Green Hills Literary Lantern

Don't Explain





She used red jello in the hospital dish

to look through.  Sugar and

horses’ hooves, dissolved to stiff

clear then doused with chemical

red, provided a lens to illuminate

the meaning of the empty window

by her aging bed.  She could hold

up squares between two fingers,

parts of her still worked.


Her lack of understanding about

human nature was generous.

Confusion over the mess created

a red gleam, kernelled in her brain.

At times, it germinated (especially

when night and sleep in the hospital

room wasn’t allowed to be night

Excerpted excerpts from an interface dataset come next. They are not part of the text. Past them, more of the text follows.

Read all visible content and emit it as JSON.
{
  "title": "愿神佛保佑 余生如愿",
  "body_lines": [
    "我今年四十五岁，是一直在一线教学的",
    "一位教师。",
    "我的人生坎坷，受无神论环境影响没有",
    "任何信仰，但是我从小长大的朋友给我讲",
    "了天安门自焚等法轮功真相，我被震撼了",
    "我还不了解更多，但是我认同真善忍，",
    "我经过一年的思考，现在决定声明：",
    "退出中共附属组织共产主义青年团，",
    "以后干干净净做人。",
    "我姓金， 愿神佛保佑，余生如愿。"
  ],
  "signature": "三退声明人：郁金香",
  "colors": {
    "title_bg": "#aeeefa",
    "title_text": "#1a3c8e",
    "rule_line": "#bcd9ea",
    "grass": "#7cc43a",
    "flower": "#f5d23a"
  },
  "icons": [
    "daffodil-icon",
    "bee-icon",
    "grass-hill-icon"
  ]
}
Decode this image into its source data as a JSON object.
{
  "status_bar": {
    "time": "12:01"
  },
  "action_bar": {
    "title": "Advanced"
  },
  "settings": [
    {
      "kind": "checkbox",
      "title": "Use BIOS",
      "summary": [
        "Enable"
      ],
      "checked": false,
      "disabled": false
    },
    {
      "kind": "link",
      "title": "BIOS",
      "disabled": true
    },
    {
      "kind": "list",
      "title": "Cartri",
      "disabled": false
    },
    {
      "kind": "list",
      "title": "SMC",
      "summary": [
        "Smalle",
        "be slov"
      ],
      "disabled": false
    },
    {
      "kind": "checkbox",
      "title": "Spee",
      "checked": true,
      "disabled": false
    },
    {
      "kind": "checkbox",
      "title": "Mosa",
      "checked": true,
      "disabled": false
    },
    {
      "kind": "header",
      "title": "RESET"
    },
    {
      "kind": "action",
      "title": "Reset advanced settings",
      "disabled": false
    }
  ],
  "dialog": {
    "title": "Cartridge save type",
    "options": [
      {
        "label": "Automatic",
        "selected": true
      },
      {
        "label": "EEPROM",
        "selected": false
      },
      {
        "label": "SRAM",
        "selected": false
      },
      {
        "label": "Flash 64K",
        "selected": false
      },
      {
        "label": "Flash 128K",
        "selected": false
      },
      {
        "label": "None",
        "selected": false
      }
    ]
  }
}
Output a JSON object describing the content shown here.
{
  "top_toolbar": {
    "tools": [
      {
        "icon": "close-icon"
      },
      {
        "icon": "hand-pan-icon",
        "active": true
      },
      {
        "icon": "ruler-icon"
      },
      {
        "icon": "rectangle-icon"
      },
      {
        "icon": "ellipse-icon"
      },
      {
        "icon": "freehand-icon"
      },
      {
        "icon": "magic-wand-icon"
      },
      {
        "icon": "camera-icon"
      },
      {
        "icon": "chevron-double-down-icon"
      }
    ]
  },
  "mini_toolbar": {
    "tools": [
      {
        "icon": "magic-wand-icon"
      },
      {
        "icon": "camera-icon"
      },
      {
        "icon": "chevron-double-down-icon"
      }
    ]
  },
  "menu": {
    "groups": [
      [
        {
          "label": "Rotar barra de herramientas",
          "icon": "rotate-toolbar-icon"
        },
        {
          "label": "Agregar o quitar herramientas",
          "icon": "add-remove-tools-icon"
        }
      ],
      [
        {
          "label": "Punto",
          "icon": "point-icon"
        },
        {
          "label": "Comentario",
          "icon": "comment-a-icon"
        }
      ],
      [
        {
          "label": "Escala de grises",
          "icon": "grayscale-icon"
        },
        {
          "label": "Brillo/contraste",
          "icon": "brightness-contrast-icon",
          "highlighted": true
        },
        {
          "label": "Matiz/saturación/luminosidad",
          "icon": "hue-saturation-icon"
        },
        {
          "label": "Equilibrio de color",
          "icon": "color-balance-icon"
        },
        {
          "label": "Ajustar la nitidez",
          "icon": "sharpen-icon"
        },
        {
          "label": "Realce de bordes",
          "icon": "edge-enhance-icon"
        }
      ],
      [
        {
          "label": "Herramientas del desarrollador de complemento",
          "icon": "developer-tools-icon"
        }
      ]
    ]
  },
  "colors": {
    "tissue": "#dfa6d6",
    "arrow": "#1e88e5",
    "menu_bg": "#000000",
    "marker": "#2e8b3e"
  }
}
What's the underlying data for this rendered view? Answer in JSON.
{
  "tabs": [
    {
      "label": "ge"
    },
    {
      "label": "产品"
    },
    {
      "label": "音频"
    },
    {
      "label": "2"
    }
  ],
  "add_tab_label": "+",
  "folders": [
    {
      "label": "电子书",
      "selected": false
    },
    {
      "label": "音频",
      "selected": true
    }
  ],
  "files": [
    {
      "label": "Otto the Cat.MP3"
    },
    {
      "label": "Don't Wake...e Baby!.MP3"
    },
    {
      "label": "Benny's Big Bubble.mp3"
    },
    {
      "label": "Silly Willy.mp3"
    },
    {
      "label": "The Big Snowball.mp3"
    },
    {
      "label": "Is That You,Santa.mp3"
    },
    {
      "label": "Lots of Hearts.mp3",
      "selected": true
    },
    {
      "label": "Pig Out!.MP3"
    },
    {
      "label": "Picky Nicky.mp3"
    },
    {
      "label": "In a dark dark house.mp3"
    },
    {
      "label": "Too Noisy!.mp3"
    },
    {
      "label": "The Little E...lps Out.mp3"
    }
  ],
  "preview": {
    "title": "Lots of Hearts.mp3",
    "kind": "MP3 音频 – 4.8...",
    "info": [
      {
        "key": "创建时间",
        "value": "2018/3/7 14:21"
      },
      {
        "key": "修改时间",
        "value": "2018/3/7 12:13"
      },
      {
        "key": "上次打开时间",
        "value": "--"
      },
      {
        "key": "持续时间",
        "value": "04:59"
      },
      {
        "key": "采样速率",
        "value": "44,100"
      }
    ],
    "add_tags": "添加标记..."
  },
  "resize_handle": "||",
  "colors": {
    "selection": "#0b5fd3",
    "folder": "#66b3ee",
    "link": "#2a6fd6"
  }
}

and sleep) and saturated her body

with hot red weather.


This was the end (patience her long

last lesson).  She did wish for

blue revelation but revelation

never constellated for her,

revolving as she did between

drinking glasses on the table

and the crest of the slope where

poppies (their intoxicating gold

brushes) exploded any conviction

her mind might settle on.


Grace Marie Grafton's poetry received first prize in the annual Bellingham Review contest, was a finalist for Nimrod's Pablo Neruda Prize, and was twice nominated for a Pushcart Prize.  Her chapbook, ZERO, won the Poetic Matrix Press contest.  Her book, Visiting Sisters was published by Coracle Books.  She has taught for many years in the CA Poets In The Schools program.  Poems recently appear in The Modern Poetry Review, Ur*vox, good foot, and Tar Wolf Review.